yabob
01-21-2005, 12:45 PM
Good job, Absolute!

And consider my vomit held. But, being an obnoxious NYer, seeing anybody else's flag up there disgusts me. In fact, at my inauguration I'll be pissed that I'll have to share my "state flag" with those twelve other colonial-era coattail riders! [Big grinny here.]
When states got admitted in batches, they sometimes skipped numbers later on, too, so some of the later states caould get annoyed, too. Apparently, Vermont (14th), states 16-19, 22, and 39-42 would have to share "their" flags.

Note that Vermont and Kentucky would have stripes added for them on the 15 star / 15 stripe flag. It's a pity somebody realized that was going to become unwieldy. We could have a pin-striped flag with 50 of them.

Marley23
01-21-2005, 12:50 PM
How does the administration shove Texas down your throat? God, yes, I can understand why you would say that, but Texas?
He does talk about Texas a ton. I don't know if this is unusual either.

yabob
01-21-2005, 12:56 PM
Actually, the numbers I gave you were for numbers of stars skipped. Kentucky (15), and states 20, 23 and 43 (I'm too lazy to look these up) have to "share" as well.

(I wish we could edit. Please ignore that extra "too".)

Ephemera
01-23-2005, 06:26 AM
I've seen two different styles of 15-star flags (which state was that? Tennessee?) One flag had a 3x5 grid, and the other one had the original circle of 13 stars, with two more stuck in the center.

Kentucky. Tennessee was the 16th state.

Diceman
01-23-2005, 09:36 AM
Kentucky. Tennessee was the 16th state.
Damn. I knew it was either Tennessee or Kentucky.

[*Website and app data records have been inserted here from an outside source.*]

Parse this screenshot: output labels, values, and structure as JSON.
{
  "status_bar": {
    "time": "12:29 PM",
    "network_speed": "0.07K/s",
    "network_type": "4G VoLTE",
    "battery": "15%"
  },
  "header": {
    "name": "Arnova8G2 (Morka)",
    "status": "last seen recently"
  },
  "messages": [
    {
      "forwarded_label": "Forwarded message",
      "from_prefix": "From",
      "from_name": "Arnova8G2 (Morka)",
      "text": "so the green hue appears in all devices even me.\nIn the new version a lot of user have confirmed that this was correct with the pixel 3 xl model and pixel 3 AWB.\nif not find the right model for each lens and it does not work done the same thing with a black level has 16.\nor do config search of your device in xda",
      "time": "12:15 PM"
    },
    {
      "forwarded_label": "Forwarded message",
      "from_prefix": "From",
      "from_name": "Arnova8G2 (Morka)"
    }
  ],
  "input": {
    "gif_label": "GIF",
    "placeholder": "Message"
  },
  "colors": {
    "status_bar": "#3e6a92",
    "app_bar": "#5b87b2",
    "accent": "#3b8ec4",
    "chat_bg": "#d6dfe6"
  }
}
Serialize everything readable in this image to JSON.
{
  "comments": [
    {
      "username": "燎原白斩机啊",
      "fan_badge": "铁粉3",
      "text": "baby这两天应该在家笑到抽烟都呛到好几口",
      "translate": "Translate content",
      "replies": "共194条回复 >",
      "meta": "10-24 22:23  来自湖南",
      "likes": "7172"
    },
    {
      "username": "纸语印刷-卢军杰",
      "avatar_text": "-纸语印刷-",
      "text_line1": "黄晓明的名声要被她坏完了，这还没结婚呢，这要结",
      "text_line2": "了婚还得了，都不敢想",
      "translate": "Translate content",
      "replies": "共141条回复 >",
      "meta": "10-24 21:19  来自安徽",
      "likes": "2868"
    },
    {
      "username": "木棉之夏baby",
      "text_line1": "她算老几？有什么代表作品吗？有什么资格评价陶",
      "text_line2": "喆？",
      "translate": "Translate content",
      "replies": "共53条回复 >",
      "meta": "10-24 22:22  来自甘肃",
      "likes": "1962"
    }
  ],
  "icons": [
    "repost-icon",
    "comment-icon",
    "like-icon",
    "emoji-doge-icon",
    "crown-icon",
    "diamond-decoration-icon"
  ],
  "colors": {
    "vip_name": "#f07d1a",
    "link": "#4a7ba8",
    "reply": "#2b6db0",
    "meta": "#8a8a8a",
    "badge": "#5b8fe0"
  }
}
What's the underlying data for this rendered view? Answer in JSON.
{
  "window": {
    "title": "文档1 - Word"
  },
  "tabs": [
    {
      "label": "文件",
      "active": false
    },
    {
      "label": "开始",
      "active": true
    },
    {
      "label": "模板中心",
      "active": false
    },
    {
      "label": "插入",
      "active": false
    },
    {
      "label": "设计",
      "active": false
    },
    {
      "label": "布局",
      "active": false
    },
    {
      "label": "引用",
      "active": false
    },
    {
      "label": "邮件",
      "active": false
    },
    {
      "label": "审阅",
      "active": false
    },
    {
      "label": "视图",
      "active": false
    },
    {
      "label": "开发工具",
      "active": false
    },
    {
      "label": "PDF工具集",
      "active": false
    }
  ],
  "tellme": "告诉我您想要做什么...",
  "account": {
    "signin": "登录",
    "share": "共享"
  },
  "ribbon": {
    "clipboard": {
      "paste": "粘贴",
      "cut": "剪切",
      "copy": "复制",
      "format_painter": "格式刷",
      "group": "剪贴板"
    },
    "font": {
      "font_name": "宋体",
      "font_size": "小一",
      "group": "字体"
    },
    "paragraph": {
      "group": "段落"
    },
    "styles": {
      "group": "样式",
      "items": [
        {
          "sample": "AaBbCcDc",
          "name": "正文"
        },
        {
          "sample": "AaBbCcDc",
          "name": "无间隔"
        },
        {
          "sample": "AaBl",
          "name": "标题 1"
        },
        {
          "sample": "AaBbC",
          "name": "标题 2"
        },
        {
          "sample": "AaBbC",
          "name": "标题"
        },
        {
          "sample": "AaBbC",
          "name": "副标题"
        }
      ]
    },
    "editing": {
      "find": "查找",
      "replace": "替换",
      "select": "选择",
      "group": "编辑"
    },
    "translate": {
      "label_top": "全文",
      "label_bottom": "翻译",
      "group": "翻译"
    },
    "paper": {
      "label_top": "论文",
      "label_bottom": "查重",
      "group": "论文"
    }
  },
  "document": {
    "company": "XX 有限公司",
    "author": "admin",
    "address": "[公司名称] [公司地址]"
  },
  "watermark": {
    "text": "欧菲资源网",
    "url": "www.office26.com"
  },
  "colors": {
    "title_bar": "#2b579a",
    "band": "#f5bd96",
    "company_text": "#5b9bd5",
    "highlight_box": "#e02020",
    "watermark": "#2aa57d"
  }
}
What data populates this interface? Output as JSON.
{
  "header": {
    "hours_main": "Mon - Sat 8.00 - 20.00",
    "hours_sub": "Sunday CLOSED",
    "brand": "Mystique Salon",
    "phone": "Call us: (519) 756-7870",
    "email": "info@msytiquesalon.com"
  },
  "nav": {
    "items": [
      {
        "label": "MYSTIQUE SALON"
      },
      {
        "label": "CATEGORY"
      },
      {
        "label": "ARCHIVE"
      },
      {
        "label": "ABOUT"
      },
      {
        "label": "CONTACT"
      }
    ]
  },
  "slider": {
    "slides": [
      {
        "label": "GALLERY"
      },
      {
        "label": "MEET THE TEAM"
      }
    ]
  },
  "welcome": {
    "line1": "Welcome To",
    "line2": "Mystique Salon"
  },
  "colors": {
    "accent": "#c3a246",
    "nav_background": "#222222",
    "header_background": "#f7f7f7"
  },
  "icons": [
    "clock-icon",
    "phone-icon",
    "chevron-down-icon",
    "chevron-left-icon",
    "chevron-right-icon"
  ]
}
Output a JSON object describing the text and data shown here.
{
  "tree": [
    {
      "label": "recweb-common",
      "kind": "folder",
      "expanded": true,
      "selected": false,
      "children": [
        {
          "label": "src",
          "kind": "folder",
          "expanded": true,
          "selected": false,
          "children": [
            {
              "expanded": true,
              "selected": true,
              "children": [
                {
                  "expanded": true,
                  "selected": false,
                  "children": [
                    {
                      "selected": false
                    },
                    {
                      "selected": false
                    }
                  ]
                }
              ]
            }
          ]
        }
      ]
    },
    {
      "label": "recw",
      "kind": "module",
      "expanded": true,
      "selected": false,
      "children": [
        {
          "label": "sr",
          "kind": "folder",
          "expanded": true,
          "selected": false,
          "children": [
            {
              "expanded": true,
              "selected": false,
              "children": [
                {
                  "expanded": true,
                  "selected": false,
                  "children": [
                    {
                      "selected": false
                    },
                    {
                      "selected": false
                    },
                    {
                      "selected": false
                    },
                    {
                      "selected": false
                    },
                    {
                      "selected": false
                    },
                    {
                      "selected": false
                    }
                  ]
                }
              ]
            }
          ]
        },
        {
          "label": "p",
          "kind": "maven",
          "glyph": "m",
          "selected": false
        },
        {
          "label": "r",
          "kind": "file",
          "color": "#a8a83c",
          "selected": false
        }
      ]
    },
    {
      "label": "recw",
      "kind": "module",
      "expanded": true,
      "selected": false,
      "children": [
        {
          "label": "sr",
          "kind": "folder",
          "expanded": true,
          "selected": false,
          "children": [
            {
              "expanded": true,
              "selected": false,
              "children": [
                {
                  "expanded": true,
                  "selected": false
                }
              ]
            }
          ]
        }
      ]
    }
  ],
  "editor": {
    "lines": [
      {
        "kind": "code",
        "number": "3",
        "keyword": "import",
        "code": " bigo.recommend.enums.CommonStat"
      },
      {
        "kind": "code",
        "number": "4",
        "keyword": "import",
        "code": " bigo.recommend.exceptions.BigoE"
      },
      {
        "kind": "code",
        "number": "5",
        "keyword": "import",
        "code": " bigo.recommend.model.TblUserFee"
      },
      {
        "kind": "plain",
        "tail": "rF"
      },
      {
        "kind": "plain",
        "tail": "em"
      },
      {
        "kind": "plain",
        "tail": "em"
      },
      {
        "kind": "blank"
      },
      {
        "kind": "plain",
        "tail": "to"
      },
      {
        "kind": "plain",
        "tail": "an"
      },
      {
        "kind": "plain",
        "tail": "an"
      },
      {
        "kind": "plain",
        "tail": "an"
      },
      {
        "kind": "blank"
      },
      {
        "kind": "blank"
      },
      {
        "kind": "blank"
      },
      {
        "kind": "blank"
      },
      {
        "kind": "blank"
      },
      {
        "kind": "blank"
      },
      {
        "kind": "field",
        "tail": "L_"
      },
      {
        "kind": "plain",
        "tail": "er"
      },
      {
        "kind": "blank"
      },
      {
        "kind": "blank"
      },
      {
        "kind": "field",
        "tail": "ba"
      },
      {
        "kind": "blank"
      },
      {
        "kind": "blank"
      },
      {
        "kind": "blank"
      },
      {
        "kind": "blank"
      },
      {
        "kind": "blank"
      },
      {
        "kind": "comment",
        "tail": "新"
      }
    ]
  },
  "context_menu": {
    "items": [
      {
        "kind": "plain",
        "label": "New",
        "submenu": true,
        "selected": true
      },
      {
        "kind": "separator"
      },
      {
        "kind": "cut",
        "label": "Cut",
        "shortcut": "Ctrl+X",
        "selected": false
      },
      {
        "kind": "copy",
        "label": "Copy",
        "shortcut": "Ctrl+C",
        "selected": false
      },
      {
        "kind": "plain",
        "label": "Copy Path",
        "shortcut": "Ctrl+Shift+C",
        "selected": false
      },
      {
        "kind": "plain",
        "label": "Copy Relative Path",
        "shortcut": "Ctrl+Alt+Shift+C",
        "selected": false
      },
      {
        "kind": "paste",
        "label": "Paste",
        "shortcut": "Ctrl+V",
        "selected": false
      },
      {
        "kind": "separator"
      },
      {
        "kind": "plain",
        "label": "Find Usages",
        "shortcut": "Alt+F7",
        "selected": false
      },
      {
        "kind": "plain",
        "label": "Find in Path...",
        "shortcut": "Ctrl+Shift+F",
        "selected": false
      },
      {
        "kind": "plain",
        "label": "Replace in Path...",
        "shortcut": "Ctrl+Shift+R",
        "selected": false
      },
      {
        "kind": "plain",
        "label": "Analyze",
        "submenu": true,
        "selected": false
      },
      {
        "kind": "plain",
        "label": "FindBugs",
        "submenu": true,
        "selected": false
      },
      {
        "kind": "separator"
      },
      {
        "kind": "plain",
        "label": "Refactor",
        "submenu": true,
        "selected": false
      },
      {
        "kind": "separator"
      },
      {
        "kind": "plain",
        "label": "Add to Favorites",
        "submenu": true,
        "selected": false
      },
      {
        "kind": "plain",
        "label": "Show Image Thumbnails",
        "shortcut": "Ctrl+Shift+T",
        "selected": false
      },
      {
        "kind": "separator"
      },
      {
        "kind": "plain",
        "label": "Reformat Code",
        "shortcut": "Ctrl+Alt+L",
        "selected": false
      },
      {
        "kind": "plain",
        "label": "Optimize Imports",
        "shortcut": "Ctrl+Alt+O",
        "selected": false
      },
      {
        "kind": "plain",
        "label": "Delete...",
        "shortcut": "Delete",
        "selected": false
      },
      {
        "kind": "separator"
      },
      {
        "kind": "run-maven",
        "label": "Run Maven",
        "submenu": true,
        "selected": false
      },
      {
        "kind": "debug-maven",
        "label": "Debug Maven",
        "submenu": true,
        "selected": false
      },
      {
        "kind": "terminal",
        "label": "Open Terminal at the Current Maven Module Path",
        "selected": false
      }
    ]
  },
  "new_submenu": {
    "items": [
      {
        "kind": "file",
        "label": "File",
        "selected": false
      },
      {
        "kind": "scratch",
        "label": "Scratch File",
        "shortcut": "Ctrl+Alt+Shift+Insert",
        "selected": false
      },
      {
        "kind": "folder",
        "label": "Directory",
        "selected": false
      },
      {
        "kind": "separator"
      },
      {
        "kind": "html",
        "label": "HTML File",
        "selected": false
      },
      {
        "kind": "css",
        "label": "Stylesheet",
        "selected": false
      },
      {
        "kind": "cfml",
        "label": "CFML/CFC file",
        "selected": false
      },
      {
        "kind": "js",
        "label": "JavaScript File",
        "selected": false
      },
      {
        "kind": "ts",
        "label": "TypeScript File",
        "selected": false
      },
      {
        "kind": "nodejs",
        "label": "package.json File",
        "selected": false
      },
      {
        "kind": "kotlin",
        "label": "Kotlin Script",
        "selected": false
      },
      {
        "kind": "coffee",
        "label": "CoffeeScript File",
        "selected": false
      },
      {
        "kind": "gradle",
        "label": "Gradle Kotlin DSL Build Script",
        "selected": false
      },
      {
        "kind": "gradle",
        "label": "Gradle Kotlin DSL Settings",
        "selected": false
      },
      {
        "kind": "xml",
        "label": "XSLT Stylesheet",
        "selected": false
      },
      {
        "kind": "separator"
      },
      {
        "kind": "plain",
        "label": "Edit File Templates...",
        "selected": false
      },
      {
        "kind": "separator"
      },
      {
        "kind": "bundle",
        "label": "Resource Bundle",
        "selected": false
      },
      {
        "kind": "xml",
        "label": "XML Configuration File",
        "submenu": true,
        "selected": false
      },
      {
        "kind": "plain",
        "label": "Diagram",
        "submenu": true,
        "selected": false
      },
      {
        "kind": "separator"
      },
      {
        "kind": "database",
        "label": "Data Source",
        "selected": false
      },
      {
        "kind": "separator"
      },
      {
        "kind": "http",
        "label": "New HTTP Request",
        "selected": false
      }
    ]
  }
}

Jurph
01-23-2005, 01:03 PM
I don't know for a fact, but I don't believe it's customary to do that.

In any event, just imagine the possibilities: If a Delawarian (is that the right word?) gets elected, we could have a flag with one star! :D

Zev Steinhardt

As a Delawarean (note the authoritative spelling, FYI, zev) I would probably place the 1787 flag in one spot and either the Delaware state flag or the Sussex County flag (or, what the hell, the Air Force flag) in the other slot. Since we only have three counties, we retain an absurd amount of pride in them.

Martin Hyde
01-23-2005, 01:09 PM
Delaware always amuses me for some reason.

Bricker
01-23-2005, 02:07 PM
Good job, Absolute!

And consider my vomit held. But, being an obnoxious NYer, seeing anybody else's flag up there disgusts me. In fact, at my inauguration I'll be pissed that I'll have to share my "state flag" with those twelve other colonial-era coattail riders! [Big grinny here.]

New York was hardly a trailblazer for independence at the Continental Congress.

jimpatro
01-23-2005, 02:14 PM
Somehow all the Texas talk doesn't bug me.
Texas, however, is not synonymous with any god or gods.

kniz
01-23-2005, 06:08 PM
So, hold your vomit, unless you are also equally disgusted by Clinton shoving Arkansas down your throat.
Monica had a complaint somewhat like this. :rolleyes:

Little Nemo
01-23-2005, 06:15 PM
If a Delawarian (is that the right word?) gets elected, we could have a flag with one star!
Delaware: The Original Lone-Star State.

Send questions for Cecil Adams to: cecil@straightdope.com

Send comments about this website to: webmaster@straightdope.com

Terms of Use / Privacy Policy

Advertise on the Straight Dope!
(Your direct line to thousands of the smartest, hippest people on the planet, plus a few total dipsticks.)

Copyright 2018 STM Reader, LLC.